[Source records]
....

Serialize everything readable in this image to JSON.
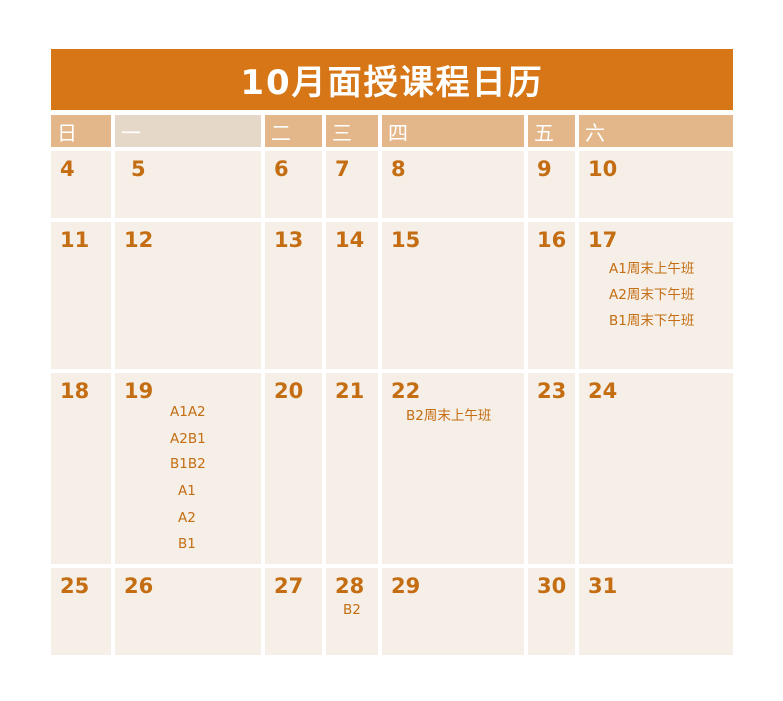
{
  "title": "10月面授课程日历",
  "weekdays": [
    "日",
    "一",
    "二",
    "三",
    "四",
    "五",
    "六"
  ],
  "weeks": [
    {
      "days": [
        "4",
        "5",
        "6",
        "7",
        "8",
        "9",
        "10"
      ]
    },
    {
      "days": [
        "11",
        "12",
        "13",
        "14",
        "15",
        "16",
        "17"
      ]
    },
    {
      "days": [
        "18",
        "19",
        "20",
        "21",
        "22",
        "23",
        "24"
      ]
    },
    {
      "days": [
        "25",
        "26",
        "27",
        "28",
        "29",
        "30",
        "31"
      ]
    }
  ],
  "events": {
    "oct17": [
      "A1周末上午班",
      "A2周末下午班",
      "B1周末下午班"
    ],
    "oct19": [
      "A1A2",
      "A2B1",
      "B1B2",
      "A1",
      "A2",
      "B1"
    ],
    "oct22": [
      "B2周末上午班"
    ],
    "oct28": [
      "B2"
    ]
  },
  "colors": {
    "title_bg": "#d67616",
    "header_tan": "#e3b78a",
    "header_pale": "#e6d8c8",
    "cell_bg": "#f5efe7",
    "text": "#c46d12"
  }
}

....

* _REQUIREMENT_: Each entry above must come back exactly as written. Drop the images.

* _THE ANSWER_:
Serialize everything readable in this image to JSON.
{
  "title": "10月面授课程日历",
  "weekdays": [
    "日",
    "一",
    "二",
    "三",
    "四",
    "五",
    "六"
  ],
  "weeks": [
    {
      "days": [
        "4",
        "5",
        "6",
        "7",
        "8",
        "9",
        "10"
      ]
    },
    {
      "days": [
        "11",
        "12",
        "13",
        "14",
        "15",
        "16",
        "17"
      ]
    },
    {
      "days": [
        "18",
        "19",
        "20",
        "21",
        "22",
        "23",
        "24"
      ]
    },
    {
      "days": [
        "25",
        "26",
        "27",
        "28",
        "29",
        "30",
        "31"
      ]
    }
  ],
  "events": {
    "oct17": [
      "A1周末上午班",
      "A2周末下午班",
      "B1周末下午班"
    ],
    "oct19": [
      "A1A2",
      "A2B1",
      "B1B2",
      "A1",
      "A2",
      "B1"
    ],
    "oct22": [
      "B2周末上午班"
    ],
    "oct28": [
      "B2"
    ]
  },
  "colors": {
    "title_bg": "#d67616",
    "header_tan": "#e3b78a",
    "header_pale": "#e6d8c8",
    "cell_bg": "#f5efe7",
    "text": "#c46d12"
  }
}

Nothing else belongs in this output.